> **To do**
The answer must be every line of the records in which the string "Windows" appears.

[Exercise inputs]

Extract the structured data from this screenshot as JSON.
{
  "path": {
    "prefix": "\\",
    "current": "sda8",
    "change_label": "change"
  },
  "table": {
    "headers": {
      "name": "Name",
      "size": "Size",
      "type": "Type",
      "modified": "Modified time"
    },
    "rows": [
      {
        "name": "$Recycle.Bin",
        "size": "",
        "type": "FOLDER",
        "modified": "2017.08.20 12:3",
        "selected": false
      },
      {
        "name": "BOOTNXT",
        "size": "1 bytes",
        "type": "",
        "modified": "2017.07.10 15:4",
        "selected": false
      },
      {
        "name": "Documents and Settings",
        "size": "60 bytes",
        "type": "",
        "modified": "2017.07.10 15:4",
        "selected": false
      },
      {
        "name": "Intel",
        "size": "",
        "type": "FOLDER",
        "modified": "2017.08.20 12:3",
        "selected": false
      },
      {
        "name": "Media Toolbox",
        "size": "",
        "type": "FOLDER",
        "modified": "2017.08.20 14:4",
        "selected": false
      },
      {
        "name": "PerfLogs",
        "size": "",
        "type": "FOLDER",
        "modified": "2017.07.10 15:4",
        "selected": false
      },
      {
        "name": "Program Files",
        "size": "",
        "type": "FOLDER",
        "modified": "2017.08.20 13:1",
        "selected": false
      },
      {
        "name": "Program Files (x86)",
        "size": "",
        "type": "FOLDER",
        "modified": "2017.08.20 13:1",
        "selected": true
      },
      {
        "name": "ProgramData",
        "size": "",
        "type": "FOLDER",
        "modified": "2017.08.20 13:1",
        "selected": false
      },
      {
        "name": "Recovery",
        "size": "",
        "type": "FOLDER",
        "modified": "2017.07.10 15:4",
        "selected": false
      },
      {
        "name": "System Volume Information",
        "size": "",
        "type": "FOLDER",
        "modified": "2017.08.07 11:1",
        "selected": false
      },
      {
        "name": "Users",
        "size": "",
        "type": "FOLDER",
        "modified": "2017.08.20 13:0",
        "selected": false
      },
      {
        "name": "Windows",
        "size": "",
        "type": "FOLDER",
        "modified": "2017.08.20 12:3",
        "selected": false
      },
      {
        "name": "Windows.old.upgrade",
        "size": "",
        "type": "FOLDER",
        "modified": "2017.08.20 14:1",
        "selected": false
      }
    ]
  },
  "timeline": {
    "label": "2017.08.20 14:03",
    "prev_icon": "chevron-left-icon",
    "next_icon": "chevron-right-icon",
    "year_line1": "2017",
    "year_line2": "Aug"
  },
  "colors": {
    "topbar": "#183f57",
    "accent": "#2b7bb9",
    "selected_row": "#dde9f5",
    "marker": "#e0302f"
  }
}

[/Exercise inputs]

> **Worked solution**
        "name": "Windows",
        "name": "Windows.old.upgrade",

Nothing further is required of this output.